• **BRIEF**:
Copy every line of the entries that has the string "this" in it.

┌──

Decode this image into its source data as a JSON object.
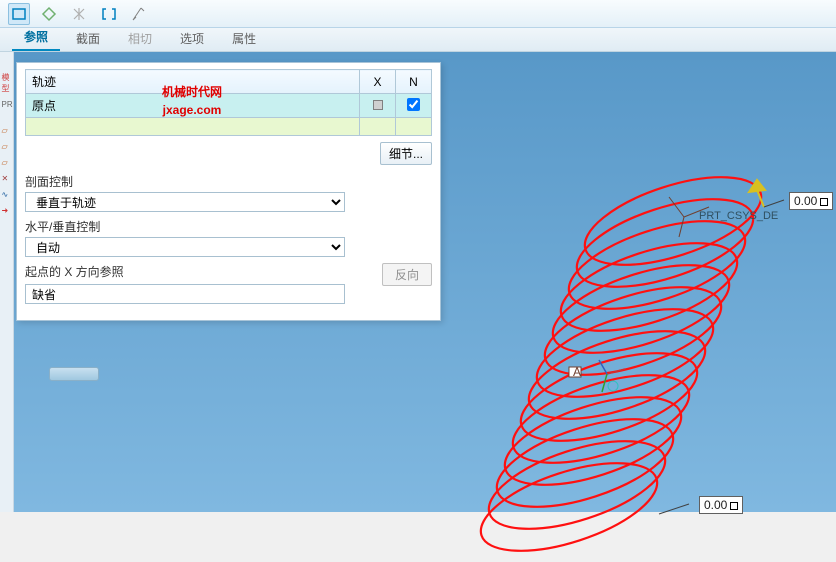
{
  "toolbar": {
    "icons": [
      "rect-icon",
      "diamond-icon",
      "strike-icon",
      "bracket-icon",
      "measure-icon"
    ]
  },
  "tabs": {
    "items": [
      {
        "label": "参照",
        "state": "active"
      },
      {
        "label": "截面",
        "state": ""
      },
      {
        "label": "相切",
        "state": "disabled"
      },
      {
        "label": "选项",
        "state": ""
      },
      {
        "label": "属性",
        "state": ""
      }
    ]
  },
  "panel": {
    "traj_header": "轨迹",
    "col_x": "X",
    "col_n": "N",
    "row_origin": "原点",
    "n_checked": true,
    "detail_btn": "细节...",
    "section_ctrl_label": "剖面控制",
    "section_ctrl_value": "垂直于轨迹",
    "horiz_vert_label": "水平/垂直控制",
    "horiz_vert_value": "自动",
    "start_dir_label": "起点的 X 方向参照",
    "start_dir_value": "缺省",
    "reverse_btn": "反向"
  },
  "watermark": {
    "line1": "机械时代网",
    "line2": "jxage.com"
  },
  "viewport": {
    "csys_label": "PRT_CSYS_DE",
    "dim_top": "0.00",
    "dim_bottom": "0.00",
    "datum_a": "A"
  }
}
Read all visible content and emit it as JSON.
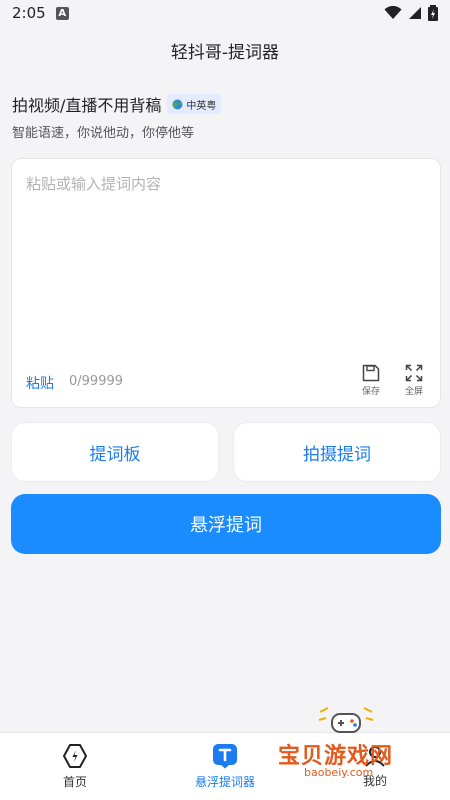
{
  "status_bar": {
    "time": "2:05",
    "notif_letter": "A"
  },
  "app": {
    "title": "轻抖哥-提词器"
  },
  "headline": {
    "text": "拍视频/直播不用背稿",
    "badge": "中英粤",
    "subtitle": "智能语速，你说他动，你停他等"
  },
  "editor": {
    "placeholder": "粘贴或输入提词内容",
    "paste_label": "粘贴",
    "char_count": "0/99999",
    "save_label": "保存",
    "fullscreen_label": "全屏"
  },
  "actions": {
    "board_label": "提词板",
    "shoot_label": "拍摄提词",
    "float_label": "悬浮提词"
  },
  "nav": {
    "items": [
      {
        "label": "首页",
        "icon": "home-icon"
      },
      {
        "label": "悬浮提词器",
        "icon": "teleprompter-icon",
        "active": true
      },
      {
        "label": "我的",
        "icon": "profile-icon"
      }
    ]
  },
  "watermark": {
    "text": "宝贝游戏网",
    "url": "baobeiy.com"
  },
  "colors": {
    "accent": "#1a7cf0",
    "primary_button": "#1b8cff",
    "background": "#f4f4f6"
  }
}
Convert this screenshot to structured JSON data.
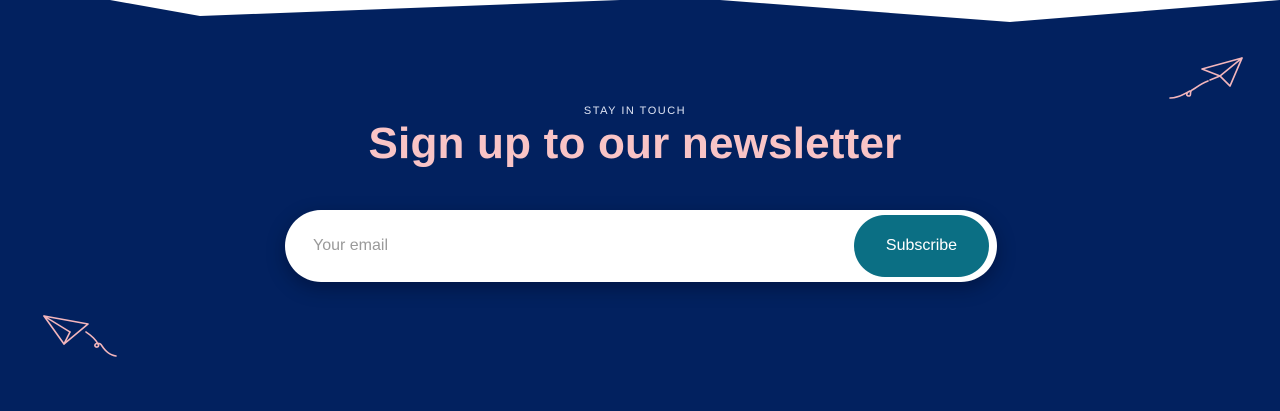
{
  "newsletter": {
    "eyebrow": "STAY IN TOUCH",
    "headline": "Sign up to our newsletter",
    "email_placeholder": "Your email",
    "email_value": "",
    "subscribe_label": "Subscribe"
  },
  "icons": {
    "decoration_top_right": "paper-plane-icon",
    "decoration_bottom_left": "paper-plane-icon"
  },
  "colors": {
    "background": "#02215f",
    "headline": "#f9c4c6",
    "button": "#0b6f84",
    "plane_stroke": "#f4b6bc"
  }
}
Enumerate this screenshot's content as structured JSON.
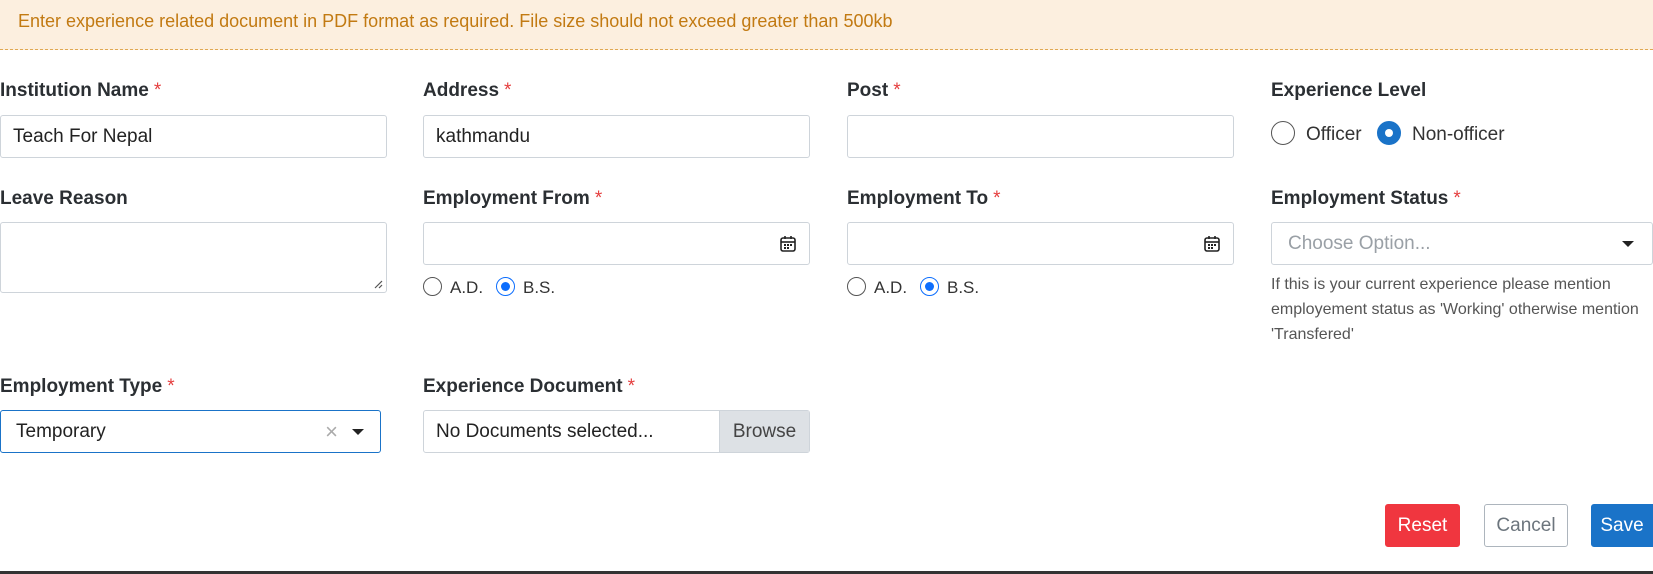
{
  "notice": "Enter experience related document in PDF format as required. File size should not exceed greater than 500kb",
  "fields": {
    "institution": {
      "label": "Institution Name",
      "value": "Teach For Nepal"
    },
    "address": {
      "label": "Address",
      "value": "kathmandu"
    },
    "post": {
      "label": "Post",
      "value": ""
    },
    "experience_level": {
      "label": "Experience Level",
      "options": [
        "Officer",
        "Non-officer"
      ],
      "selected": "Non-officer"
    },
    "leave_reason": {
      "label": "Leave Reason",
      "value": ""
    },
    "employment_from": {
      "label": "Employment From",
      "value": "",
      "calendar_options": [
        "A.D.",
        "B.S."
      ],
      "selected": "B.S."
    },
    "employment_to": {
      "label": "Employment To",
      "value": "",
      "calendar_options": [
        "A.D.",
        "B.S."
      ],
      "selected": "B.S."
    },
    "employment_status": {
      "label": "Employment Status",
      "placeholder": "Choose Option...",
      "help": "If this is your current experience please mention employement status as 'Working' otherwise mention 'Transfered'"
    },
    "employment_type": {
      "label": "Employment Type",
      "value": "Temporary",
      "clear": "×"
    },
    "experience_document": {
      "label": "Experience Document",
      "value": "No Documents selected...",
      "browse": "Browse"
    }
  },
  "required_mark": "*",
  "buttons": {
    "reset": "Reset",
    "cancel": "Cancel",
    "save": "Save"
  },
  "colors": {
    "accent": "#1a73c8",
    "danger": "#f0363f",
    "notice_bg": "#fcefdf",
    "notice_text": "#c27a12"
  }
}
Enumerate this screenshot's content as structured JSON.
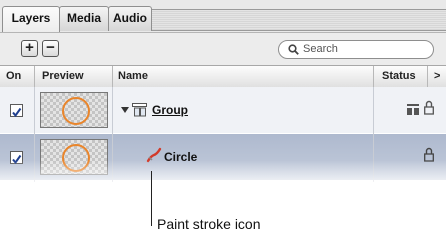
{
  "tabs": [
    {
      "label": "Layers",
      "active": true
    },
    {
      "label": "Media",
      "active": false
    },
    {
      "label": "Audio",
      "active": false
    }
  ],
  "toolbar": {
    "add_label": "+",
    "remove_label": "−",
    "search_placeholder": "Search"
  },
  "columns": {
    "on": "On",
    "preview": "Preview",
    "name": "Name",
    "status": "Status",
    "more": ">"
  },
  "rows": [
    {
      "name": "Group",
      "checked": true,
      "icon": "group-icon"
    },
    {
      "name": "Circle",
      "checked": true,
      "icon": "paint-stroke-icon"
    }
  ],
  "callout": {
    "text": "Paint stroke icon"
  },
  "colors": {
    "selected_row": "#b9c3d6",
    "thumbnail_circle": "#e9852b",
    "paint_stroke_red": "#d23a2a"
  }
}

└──

• **ANSWER BELOW**:
Decode this image into its source data as a JSON object.
Convert this screenshot to structured JSON data.
Enumerate this screenshot's content as structured JSON.
      "help": "If this is your current experience please mention employement status as 'Working' otherwise mention 'Transfered'"
Enumerate this screenshot's content as structured JSON.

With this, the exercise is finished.